4 Essential Nonprofit Messaging Secrets

Want to know a secret? 

There’s a trick to crafting the perfect marketing message for your nonprofit. Put your audience first.

We all know people who are all about “me, me, me.” We tolerate them when we need to, but we avoid them as much as we can. On the other hand, we gravitate towards people who show interest in our lives, while also sharing information about themselves. It’s a reciprocal relationship that feels good.

Crafting a message for your nonprofit follows the same rule of thumb. “You” marketing centers around your organization. “Me” marketing focuses on the benefits of what you are offering to people. How do you speak to their needs? How can you be of service to them?

Craft Your Message

These simple touchstones will help you create campaigns that are Connected, Rewarding, Actionable, and Memorable (CRAM), so you can catch your donors’ attention.
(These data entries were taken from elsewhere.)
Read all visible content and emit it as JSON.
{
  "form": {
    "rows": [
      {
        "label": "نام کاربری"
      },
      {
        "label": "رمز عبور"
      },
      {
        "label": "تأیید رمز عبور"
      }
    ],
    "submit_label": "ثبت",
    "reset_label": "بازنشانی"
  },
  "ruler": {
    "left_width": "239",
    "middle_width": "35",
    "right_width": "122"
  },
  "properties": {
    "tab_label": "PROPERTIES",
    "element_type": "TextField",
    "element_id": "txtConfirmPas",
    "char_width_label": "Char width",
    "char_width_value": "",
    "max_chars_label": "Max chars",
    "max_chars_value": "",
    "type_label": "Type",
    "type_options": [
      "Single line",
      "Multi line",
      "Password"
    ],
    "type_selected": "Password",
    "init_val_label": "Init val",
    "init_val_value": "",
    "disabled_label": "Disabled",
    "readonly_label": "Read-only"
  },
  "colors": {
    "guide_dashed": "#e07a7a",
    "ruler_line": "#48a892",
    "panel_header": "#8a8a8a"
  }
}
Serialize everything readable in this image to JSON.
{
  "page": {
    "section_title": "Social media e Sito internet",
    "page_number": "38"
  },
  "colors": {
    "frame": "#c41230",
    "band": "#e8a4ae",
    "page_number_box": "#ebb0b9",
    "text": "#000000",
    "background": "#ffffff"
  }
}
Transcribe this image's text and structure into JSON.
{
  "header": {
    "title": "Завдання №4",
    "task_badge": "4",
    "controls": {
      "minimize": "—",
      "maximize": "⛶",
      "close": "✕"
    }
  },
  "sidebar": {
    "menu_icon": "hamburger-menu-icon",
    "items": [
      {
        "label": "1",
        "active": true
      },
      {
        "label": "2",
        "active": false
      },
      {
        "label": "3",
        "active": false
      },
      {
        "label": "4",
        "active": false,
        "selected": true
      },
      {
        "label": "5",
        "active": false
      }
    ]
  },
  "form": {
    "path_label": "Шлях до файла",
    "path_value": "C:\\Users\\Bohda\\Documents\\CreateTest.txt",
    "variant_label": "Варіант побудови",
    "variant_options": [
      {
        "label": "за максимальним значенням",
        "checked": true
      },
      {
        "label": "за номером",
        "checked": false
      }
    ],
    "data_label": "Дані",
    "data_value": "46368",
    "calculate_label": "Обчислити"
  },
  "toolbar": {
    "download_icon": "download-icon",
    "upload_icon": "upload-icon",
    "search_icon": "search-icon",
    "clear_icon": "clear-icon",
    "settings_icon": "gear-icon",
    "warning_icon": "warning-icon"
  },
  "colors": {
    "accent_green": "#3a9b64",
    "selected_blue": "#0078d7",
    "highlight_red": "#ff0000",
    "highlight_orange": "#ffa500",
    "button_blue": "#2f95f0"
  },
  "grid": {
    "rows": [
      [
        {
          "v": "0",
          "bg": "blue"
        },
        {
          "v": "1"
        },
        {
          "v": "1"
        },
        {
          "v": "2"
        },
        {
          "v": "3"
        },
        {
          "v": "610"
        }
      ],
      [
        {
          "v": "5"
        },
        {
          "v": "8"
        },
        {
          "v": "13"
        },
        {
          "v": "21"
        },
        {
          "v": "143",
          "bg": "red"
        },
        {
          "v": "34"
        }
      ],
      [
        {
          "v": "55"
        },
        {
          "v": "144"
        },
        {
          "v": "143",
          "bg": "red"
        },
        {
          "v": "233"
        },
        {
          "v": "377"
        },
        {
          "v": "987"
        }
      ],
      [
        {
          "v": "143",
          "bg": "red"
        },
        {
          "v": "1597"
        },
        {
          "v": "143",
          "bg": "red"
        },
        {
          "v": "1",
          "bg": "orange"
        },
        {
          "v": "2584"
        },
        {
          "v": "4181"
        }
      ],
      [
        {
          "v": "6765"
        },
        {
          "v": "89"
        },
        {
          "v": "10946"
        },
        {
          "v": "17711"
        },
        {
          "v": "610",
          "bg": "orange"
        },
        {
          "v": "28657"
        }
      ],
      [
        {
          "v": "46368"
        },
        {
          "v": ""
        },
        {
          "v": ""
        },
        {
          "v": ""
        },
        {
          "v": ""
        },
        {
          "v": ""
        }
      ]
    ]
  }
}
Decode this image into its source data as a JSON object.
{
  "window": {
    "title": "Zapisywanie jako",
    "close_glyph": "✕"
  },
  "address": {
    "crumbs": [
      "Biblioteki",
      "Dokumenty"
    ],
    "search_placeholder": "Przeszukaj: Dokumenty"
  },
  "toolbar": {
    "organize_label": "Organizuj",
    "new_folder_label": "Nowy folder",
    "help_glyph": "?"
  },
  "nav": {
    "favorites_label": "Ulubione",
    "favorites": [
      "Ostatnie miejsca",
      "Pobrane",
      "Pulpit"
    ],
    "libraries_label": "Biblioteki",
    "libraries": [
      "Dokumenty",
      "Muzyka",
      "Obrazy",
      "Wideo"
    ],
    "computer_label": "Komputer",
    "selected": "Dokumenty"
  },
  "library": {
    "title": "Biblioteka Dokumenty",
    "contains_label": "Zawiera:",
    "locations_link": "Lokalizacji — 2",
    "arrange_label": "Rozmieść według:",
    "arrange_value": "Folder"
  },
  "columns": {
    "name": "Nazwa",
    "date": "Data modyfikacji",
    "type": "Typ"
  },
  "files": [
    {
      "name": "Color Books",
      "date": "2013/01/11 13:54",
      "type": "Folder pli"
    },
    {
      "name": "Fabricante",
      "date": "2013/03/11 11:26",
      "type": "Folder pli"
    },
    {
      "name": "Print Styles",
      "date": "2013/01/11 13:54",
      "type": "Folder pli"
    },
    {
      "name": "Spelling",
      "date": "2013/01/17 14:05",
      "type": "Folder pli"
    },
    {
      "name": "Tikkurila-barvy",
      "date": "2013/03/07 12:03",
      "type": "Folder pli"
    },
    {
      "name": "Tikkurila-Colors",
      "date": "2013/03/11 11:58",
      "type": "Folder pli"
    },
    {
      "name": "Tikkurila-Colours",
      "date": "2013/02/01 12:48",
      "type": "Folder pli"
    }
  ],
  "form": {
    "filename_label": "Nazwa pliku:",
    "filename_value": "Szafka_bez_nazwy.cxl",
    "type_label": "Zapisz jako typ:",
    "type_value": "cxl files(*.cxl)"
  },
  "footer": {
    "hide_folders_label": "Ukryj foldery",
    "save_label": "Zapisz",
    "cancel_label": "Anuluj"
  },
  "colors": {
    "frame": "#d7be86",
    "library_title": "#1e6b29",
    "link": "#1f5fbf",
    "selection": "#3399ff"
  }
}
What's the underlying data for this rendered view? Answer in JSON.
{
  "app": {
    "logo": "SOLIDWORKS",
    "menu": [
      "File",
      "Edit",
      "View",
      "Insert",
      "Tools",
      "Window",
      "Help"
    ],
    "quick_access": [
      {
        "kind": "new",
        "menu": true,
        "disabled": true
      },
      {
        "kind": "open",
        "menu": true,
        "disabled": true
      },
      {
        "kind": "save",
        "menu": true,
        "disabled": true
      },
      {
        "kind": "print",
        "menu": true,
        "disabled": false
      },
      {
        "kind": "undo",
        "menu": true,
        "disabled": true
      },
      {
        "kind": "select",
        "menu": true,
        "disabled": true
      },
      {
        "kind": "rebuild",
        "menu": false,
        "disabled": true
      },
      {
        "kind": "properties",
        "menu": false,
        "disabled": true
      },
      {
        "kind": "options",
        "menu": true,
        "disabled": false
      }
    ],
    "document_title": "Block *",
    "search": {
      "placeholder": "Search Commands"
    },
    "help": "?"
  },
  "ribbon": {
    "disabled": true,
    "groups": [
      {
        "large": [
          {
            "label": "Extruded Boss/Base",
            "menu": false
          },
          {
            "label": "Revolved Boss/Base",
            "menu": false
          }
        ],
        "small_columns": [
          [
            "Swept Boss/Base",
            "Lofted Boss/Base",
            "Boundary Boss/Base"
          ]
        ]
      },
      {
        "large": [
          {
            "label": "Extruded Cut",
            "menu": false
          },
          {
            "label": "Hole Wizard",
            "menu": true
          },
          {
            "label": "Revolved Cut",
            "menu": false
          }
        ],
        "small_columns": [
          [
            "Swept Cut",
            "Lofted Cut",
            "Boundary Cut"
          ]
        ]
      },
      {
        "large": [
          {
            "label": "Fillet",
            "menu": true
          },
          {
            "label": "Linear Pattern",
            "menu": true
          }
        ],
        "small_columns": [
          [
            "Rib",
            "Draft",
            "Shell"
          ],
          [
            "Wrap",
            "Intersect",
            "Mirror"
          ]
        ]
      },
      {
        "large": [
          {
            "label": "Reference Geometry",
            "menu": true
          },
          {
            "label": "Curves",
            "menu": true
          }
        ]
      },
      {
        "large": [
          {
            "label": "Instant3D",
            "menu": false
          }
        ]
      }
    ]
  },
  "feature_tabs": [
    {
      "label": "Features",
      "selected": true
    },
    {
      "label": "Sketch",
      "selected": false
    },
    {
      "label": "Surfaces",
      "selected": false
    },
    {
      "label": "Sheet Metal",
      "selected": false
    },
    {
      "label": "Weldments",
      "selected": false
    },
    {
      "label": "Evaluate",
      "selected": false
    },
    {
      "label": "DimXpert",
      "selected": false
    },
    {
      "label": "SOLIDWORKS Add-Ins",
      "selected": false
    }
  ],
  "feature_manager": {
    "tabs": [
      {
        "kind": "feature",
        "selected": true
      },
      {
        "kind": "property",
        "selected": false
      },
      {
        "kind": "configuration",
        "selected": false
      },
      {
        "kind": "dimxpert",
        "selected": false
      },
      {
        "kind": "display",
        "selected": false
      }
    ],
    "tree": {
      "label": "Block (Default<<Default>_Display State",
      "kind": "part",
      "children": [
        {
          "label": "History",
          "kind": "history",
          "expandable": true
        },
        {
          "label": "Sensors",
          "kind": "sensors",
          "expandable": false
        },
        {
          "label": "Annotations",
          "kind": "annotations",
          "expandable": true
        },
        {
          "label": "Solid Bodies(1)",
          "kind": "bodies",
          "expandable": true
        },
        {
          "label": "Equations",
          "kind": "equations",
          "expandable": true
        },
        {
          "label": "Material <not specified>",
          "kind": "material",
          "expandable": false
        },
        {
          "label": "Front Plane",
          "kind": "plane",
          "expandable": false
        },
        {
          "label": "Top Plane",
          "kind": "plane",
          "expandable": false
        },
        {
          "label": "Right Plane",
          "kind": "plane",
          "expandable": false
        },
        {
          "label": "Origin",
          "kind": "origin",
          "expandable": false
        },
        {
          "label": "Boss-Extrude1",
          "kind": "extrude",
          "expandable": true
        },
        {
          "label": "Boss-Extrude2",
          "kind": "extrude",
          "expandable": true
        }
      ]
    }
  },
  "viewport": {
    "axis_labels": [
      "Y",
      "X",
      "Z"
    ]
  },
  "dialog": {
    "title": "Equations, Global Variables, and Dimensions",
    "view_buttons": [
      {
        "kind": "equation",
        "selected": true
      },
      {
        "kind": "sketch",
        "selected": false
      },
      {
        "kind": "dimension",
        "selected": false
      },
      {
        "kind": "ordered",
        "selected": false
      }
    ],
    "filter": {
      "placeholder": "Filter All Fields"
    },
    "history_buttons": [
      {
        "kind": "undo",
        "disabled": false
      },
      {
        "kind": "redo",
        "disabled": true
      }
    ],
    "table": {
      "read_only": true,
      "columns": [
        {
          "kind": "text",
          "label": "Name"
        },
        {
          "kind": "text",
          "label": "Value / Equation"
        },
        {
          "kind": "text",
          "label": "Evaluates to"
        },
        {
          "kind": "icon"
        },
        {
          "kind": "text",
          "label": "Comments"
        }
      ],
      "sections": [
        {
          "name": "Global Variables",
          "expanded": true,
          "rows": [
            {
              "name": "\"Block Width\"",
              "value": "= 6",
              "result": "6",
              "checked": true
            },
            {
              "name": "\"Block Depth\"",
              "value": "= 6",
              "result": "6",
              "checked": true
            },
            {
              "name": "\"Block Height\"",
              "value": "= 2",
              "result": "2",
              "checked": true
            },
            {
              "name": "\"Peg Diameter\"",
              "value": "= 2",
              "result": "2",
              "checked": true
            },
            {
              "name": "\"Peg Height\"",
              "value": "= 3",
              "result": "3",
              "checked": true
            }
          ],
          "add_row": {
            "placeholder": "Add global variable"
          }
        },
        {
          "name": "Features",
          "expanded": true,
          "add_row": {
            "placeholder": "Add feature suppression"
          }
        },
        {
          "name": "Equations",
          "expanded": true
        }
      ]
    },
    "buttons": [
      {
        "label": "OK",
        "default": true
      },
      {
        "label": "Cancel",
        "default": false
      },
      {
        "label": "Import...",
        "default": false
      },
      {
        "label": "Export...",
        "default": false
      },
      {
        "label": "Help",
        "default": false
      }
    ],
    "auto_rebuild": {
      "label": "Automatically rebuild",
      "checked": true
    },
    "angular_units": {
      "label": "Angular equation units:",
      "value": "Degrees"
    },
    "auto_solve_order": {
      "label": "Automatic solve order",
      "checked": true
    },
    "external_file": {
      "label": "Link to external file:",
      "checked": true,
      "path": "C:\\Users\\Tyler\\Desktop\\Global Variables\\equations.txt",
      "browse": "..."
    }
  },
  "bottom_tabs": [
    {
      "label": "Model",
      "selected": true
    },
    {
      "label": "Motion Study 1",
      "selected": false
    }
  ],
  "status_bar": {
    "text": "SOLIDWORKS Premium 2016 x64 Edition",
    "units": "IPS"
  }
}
  • Connect to things your audience cares about; such as making a difference, being part of a community, feeling good about themselves, feeling heard, etc.
  • Reward people for taking action, both emotionally and tangibly. The most effective rewards are immediate, personal, credible, and reflective of your audience’s values.
  • Action that is specific, easy to do, and measurably advances your mission offers an immediate sense of gratification.
  • Memorable campaigns are unique, catchy, personal, tangible, desirable, and closely tied to your cause.

Once they’ve taken action, thank them for participating. Encourage them to tell their friends about their support of your campaign or organization by providing a link to share on Facebook, Twitter, and email.

OK, that’s one secret. Want to know the other three? Check out Insights, our new line of fundraising resources. These short bursts of information offer quick tips on how to make your nonprofit marketing and fundraising a success.

Download 4 Essential Nonprofit Messaging Secrets today!

How to Write a Fundraising Letter That Wins Back Lapsed Donors
The Difference Between a Mission and Vision for Nonprofits
How to Write a Nonprofit Annual Report
How to Engage Your Board Members as Fundraisers